Data Privacy in an Online World

Joshua Gold


September 1, 2010

As social and business networking sites have taken off, the privacy of data has become increasingly more vulnerable. With legions of online users uploading and posting huge volumes of both personal and business information, the demarcation between business and personal content is becoming more blurry with every passing day. The deployment of business-related information to these social networking sites has created a whole new set of issues regarding the use and privacy of information posted online, particularly on social networking sites.

For example, in a recent decision, a federal judge ruled on the legitimacy of subpoenas seeking online messages and user-posted information from four different networking sites in connection with a business dispute. While the judge ended up quashing the subpoenas in question and ruling that third party networking sites did not have to disclose private messages between their users, the decision did not resolve the issue of whether wall postings on such sites would have to be disclosed under the subpoenas. According to the ruling, such a decision would have to hinge upon the privacy settings opted for by the user.

Undoubtedly, many other issues remain, which means that businesses need to think carefully about the implications of their data appearing in an ever-expanding panoply of public and semi-public repositories. Last year, one social networking site angered many of its users by reserving its right to use member content after a user closes his or her account, while several other announcements regarding the use and availability of user information by networking sites has prompted calls for state and federal action and investigations.

The upshot of all this is that data privacy remains in a state of great flux. Since millions of individuals and businesses have likely had their personal or business information compromised either through hacking incidents or loose policies concerning the use of data uploaded or posted onto social networking sites, risk management and insurance issues will become increasingly more important for companies seeking to minimize the repercussions from major losses or misuse of online data.

Insurance Coverage and Risk Management
Many policyholders worry whether their business, employee and customer-related information can be inappropriately accessed no matter how many state-of-the-art safeguards they employ for online data. But when information does get wrongly accessed and misused, policyholders may have insurance coverage for breaches of online security. Many forms of liability insurance protect against invasion of privacy claims. Should a policyholder be confronted by such a claim, umbrella insurance, general liability insurance, errors and omissions policies and other stand-alone specialty insurance policies should be checked for potential coverage. More proactively, if an insurance portfolio review reveals that those provisions have been written out of the businesses' portfolio of insurance, the broker should be enlisted to get those increasingly important coverages back in. If these provisions cannot be written back into existing policies, then stand-alone insurance policies specifically designed to cover online risks should be explored with the insurance broker.
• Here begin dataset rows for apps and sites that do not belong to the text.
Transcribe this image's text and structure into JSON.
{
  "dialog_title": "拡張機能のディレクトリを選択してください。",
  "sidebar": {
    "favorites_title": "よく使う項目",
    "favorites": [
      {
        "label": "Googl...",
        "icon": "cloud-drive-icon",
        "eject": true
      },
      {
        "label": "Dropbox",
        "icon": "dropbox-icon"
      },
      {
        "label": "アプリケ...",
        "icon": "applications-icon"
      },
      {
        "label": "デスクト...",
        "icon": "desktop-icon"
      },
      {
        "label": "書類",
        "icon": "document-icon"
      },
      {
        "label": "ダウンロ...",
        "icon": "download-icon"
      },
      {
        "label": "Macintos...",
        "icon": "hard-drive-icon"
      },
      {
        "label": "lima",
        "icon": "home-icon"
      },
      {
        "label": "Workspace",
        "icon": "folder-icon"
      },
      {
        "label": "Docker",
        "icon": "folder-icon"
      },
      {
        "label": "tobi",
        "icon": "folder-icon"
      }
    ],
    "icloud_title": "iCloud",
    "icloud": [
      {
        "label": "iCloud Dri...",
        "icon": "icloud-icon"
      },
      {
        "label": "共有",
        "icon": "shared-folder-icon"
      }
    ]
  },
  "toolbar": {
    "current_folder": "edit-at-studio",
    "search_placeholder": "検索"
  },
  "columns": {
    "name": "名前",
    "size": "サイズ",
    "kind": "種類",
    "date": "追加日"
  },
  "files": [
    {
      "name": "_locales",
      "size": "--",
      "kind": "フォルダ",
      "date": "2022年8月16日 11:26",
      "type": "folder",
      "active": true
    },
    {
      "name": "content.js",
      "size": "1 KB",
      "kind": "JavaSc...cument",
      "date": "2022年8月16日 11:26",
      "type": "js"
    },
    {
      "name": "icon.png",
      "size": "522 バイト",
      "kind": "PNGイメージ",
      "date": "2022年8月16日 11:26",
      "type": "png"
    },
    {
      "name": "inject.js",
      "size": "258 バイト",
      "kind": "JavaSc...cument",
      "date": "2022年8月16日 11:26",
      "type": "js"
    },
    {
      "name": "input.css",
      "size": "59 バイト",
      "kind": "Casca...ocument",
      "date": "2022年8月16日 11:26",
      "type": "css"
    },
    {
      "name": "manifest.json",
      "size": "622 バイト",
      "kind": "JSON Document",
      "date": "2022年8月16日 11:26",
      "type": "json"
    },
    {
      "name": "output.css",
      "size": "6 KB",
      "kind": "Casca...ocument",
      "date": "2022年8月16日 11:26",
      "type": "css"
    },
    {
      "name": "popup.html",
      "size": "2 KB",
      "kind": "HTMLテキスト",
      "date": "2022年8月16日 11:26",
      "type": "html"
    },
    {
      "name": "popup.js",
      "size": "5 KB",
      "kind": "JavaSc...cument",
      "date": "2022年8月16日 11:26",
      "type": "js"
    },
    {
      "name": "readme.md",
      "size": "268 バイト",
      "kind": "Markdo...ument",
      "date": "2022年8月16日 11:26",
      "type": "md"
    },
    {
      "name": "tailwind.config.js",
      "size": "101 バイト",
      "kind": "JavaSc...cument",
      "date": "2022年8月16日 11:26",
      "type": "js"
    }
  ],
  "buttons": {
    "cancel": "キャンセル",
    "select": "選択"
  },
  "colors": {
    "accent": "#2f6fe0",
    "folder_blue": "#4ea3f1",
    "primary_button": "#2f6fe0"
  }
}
Historically, media and publishers' policies have also contained protection from online risk exposures. These policies, including media errors and omissions insurance coverage, may provide the insurance coverage framework for valuable protection to businesses of all types.

Beyond insurance, other risk management strategies can be effective in minimizing the risk of online data security breaches. While the risk cannot be eliminated, it may be ameliorated by employing a few common sense principles in an organized and systematic approach. It is almost axiomatic that up-to-date security software and firewalls should be employed to safeguard the business' computer system. Less obviously, a business protocol should be adopted that regulates the manner in which data is used both outside of and inside the office. Given the size of laptop computer hard drives, it is critical that information contained on laptops be protected as much as possible. Also, mobile devices should be password protected, given their ever-expanding capabilities and memory size. Information within the organization should be ranked in terms of sensitivity, and internal access limited based upon actual business needs. Lastly, for those businesses dabbling with or embracing social media sites as part of their business strategy, care should be taken as to the extent of the information posted or uploaded to those sites, as it could lead to information being exposed to many more eyes than originally intended.

While no data security plan or approach will ever be water-tight, a combination of smart data-handling procedures and quality insurance coverage can lessen the blow of unauthorized or unintended uses of business-related data.
Joshua Gold is a shareholder in Anderson Kill’s New York office, chair of Anderson Kill’s cyber insurance recovery group and co-chair of the firm’s marine cargo industry group. He is co-author with Daniel J. Healy of Cyber Insurance Claims, Case Law, and Risk Management, published in 2022 by the Practising Law Institute.